The format is half-Braithwaite, half-Band Of Gold, with Granny Smith announcing (in close-up) to a shocked Hazel that her new beau has triggered a sexual awakening in her, and Alona struggling to deal with allegations of sexual impropriety against her probation officer boyfriend. Sex is everywhere, but it’s sex as a function of life, like eating and breathing, rather than as a commodity to be packaged up and sold (the irony being that Peter owns a lapdancing club that does exactly that).
Between The Sheets is simultaneously the most verbally explicit and least gratuitously smutty programme on TV at the moment, which is quite an achievement. It’s also one with the potential to make us think about sex in a grown-up way, which is even more of one. Never judge a show by its trailers.
Between The Sheets, ITV1

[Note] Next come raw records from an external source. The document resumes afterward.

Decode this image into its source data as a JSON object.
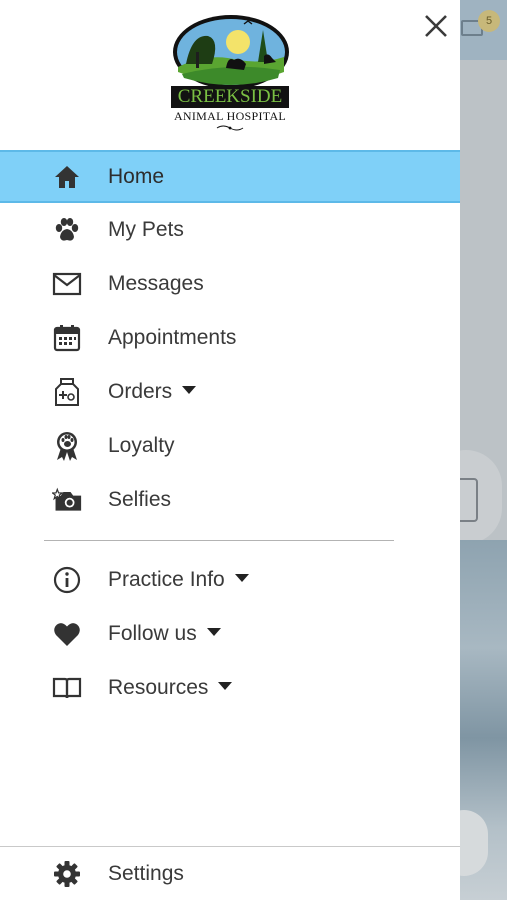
{
  "background": {
    "badge_count": "5"
  },
  "logo": {
    "name": "CREEKSIDE",
    "subtitle": "ANIMAL HOSPITAL"
  },
  "menu": {
    "items": [
      {
        "label": "Home",
        "icon": "home-icon"
      },
      {
        "label": "My Pets",
        "icon": "paw-icon"
      },
      {
        "label": "Messages",
        "icon": "envelope-icon"
      },
      {
        "label": "Appointments",
        "icon": "calendar-icon"
      },
      {
        "label": "Orders",
        "icon": "food-bag-icon"
      },
      {
        "label": "Loyalty",
        "icon": "award-ribbon-icon"
      },
      {
        "label": "Selfies",
        "icon": "camera-icon"
      }
    ],
    "secondary": [
      {
        "label": "Practice Info",
        "icon": "info-icon"
      },
      {
        "label": "Follow us",
        "icon": "heart-icon"
      },
      {
        "label": "Resources",
        "icon": "book-icon"
      }
    ],
    "settings_label": "Settings"
  },
  "colors": {
    "active_bg": "#7fd0f8",
    "text": "#3a3a3a",
    "logo_green": "#7ac043"
  }
}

Between The Sheets is a ripoff of nothing, brilliantly cast, superbly executed, alternately funny and moving, and with loads to say about the most universal, and ultimately important, human subject of all – sex. That said, it’s not surprising that it lost a million viewers, because it had been trailered as a soft-porn bonkfest, which it decidedly is not. By promoting it this way, ITV managed to alienate its true audience of people who’d be interested in a thoughtful examination of male/female relationships (i.e. most of the country’s women and a fair number of its men) while pissing off those who tuned in hoping to see lots of shagging. Nice work, guys!
For the record, it got even better in episode two. Brenda Blethyn is simply astonishing as the sexually repressed Hazel, and her story unfolded this week in a way that made the sight of her, desperately trying to respond to her husband’s touch, quite heartbreaking. Alun Armstrong, as her husband Peter, is loyal, caring, exploitative, empathetically challenged and violently ruthless, and believable in every respect. Julie Graham’s Alona is the dramatic realisation of every open minded but simultaneously over-opinionated “caring professional” you’ve ever met, while her partner’s did-he-didn’t-he sexual abuse storyline would make a Bill scriptwriter green with envy. And this week there was even some bonking, for any porn fans who’d stayed faithful from last week.
Between The Sheets is, quite simply, the best British-produced drama currently on TV. Perhaps the trailers could be shunted off to the graveyard instead.